Stepped up enforcement over the past year has led to nearly double the number of arrests for immigration-related violations, according to statistics released by the Immigration Department on Monday.
Deputy Chief Immigration Officer Gary Wong said 198 arrests were made between July 2010 and June 2011 – up from 108 the previous year.
The arrests covered 14 types of offences, including overstaying (103 arrests) and illegal landing (7 arrests).
The increase in arrests does not include an immigration-related amnesty programme in July 2010 that saw 87 people voluntarily depart from Cayman.
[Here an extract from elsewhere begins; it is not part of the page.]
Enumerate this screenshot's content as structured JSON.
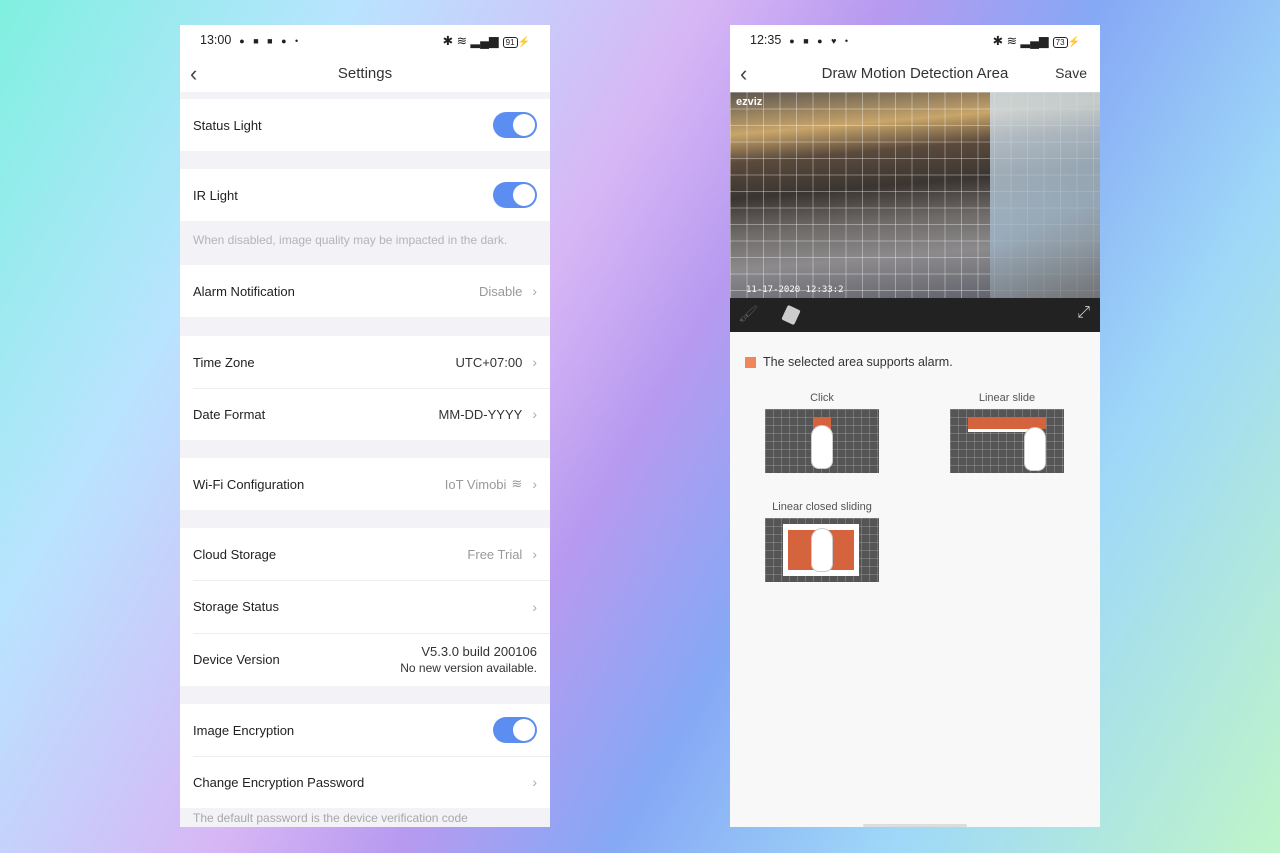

Most of them had been overstaying – one person had done so for 12 years.
Mr. Wong said employers were not exempt from enforcement measures. During the past year, 50 employers were charged for immigration offences while others were warned for various offences.
Also, 15 people were charged with employing foreign nationals without permits, while four others were arrested for causing an individual to overstay.
A breakdown of nationalities of those who were arrested shows that more than half of the offenders were Jamaican, while other top-offending nationalities were Honduras, Canada, the Cayman Islands, the Philippines, Cuba and the United States. The majority of those arrested chose to pay monetary penalties rather than go to court, immigration officials said. As a result, the immigration enforcement unit collected more than $175,000.
Offences such as illegal landing saw all those involved prosecuted in court. Boats and other items used for committing such immigration offences were ordered forfeited to the crown, immigration officers said.
The area of illegal migration also resulted in 40 Cuban migrants being intercepted between July 2010 and June 2011. That was the largest number since 2008, when 207 persons were found in Cayman Islands waters.
“We are continuously working with other agencies to control the criminal element by targeting and prosecuting those who land illegally, or attempt to do so”, said Linda Evans, Chief Immigration Officer.